Now that we know what Apple has been working on these last many months (it's an iPad) one of the first questions has to be, what do we do with it?
The answer is it's what your doctor has been dreaming of ever since the PC revolution began.
Take a look at the specs. It's a half-inch deep and weighs just 1.5 pounds. The screen is about 10 inches on the diagonal. It's basically a smart notepad.
Imagine this in a flip-up case, in every examination room at your clinic.
The nurse sets up the chart, the doctor walks in with a stylus and examines you, and when he's done the chart goes into the file and the prescription is waiting at the desk for you, printed clearly, along with your Coordination of Care Record. Hand the nurse your credit card and you're off.
Doctors love iPhones. They know how to use iPhones. Which means they're half way through their iPad training already. And all those clever little software companies that dialed-down their medical applications to fit on the iPhone? They're halfway to iPad models.
The low-end version of the iPad goes fur under $500, about where the iPhone started, and comes with WiFi, which most hospitals and clinics have. The iPhone comes down to $200 with a phone carrier subsidy, and the iPad can be similarly subsidized by an Electronic Medical Record (EMR) company so it's practically free.
The initial chip memory capacity is "just" 16 Gigabytes, but that's enough for lots of great stuff. You can collect videos about a patient's condition and treatment, then show them while you point out things with the stylus. A 16 Gigabyte capacity means there is plenty of room for a patient's current chart, including all their imaging tests.
You can put a full day's work in there and give one to every doctor. Or you can load charts remotely from the nursing station as each patient is admitted, and keep one in each exam room. At these prices you can do both -- one per doctor, one per exam room. My own internist is in a two-doc shop with four rooms, so for just $3,000 they're outfitted.
Quite simply, this device transforms medical practice and delivers a solid, easy-to-follow upgrade path directly from paper.

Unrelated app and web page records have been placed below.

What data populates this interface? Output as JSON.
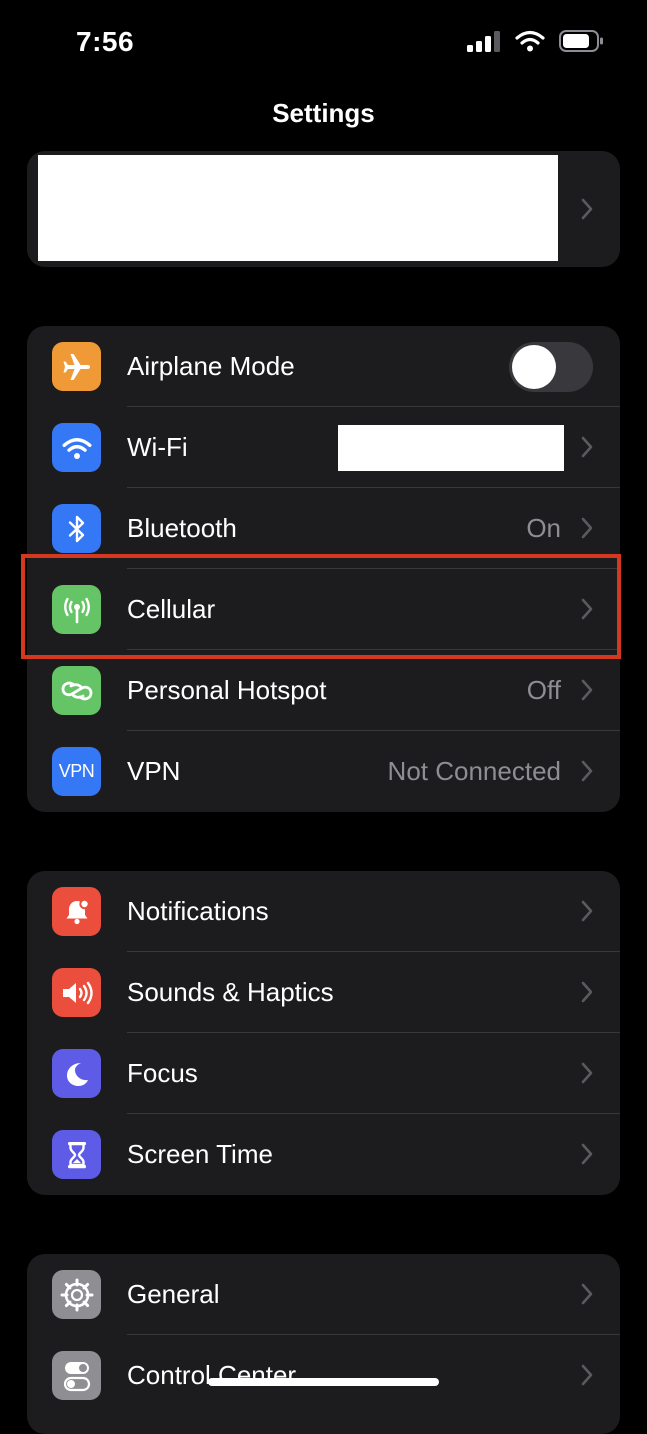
{
  "status_bar": {
    "time": "7:56"
  },
  "nav": {
    "title": "Settings"
  },
  "groups": [
    [
      {
        "id": "airplane",
        "label": "Airplane Mode",
        "icon": "airplane-icon",
        "color": "#f09a37",
        "toggle": false
      },
      {
        "id": "wifi",
        "label": "Wi-Fi",
        "icon": "wifi-icon",
        "color": "#3478f6"
      },
      {
        "id": "bluetooth",
        "label": "Bluetooth",
        "value": "On",
        "icon": "bluetooth-icon",
        "color": "#3478f6"
      },
      {
        "id": "cellular",
        "label": "Cellular",
        "icon": "cellular-antenna-icon",
        "color": "#65c466"
      },
      {
        "id": "hotspot",
        "label": "Personal Hotspot",
        "value": "Off",
        "icon": "hotspot-link-icon",
        "color": "#65c466"
      },
      {
        "id": "vpn",
        "label": "VPN",
        "value": "Not Connected",
        "icon": "vpn-icon",
        "icon_text": "VPN",
        "color": "#3478f6"
      }
    ],
    [
      {
        "id": "notifications",
        "label": "Notifications",
        "icon": "notification-bell-icon",
        "color": "#eb4e3d"
      },
      {
        "id": "sounds",
        "label": "Sounds & Haptics",
        "icon": "speaker-icon",
        "color": "#eb4e3d"
      },
      {
        "id": "focus",
        "label": "Focus",
        "icon": "moon-icon",
        "color": "#5e5ce6"
      },
      {
        "id": "screentime",
        "label": "Screen Time",
        "icon": "hourglass-icon",
        "color": "#5e5ce6"
      }
    ],
    [
      {
        "id": "general",
        "label": "General",
        "icon": "gear-icon",
        "color": "#8e8e93"
      },
      {
        "id": "controlcenter",
        "label": "Control Center",
        "icon": "toggles-icon",
        "color": "#8e8e93"
      }
    ]
  ],
  "colors": {
    "background": "#000000",
    "cell": "#1c1c1e",
    "separator": "#38383a",
    "secondary_text": "#8d8d93",
    "highlight": "#d4391f"
  }
}
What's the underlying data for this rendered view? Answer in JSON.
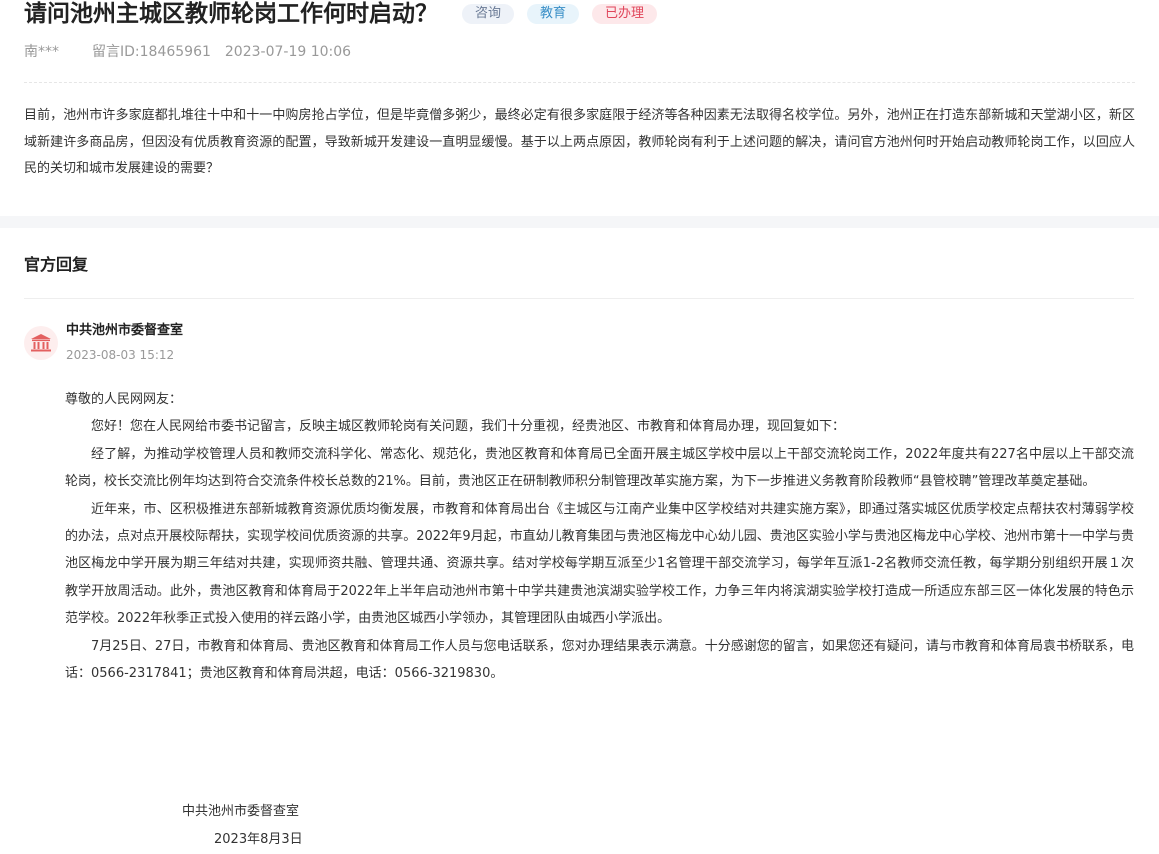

Put security on the clinic's WiFi (you probably have that already) and HIPAA is happy. A little VOIP and pager software and you can follow the staff wherever they go, which is one reason WiFi is so cool in a hospital setting to begin with.
You can interface this with either an in-house EMR system or a SaaS system -- just run a small clinic's signals directly through a router at the nurse's station.
I can't see a thing wrong with it. It's cheap, it's easy to use, it's got all the power and connectivity you want, and it looks pretty cool too.
How bad do you want one? [poll=32]